When we returned, I was greeted by certain people from the BOE again, as well as the president of my neighborhood (I didn't know such a thing existed!); unfortunately, I was already told to change into casual clothes before we went shopping, so when I met him, I wasn't quite dressed properly. It didn't seem like such a big deal though, 'cause the guy was donning a white tank top, khaki shorts, and smoking a cigarette.
After we had brought in everything and everyone had left, I sat down and started to read the letter than my girlfriend had sent me. As I was reading it, someone had rang the doorbell; it was my supervisor again, but this time he brought his wife (I think it was his wife; he never really said), who was carrying a tray of warm food she had prepared herself. I'm not sure if it's because they felt bad for what I would have had to eat that night (some pre-made bento boxes from AEON), or because my supervisor noticed that I didn't have a microwave (I was wondering where it was, too), or simply out of generosity or Japanese custom. Whatever the reason, I was happy to accept the food.
My first day in the countryside has been long and arduous. From the metropolis of Tokyo to a quaint little village. It's a monstrous change in life-style; especially this first day, where I cannot even drive just yet, because the luggage that contains my IDP has yet to arrive from Tokyo. (I was told it would arrive tomorrow, so it's not a surprise.
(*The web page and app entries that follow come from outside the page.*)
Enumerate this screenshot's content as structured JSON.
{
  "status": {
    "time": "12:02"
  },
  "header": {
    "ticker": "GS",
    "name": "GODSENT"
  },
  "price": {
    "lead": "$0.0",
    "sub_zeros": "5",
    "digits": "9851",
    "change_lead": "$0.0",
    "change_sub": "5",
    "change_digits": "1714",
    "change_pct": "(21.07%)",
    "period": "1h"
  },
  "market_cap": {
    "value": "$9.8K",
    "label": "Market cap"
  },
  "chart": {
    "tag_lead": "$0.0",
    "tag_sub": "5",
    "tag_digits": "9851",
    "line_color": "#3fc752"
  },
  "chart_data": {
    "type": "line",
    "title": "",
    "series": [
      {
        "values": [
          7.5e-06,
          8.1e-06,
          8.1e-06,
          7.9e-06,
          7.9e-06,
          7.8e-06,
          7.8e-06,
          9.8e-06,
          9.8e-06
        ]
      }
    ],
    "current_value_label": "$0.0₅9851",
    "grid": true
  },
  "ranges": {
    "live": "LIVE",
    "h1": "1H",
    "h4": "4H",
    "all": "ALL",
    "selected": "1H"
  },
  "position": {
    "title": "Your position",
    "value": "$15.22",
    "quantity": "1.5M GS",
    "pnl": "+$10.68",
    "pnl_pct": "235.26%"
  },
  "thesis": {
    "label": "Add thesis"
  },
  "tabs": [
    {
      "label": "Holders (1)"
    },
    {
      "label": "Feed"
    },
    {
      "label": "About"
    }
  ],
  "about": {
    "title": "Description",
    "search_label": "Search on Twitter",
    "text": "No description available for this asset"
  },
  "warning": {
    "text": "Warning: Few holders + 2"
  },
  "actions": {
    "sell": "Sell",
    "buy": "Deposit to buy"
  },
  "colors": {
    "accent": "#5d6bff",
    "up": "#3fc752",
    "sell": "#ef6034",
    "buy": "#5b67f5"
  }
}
It's just a little hassle to walk to work; but thankfully it's not far, and I can take pictures along the way if I leave early enough.) But I look forward to the challenges that face me, because when it's over, I'll have grown up quite a bit, with a wealth of new experiences.
So yeah, I made it! I have finally arrived in the real Japan.
Word of the day: 田舎 「いなか」 "inaka," or, "countryside." Literally, "rice paddy" and "hut" or "house."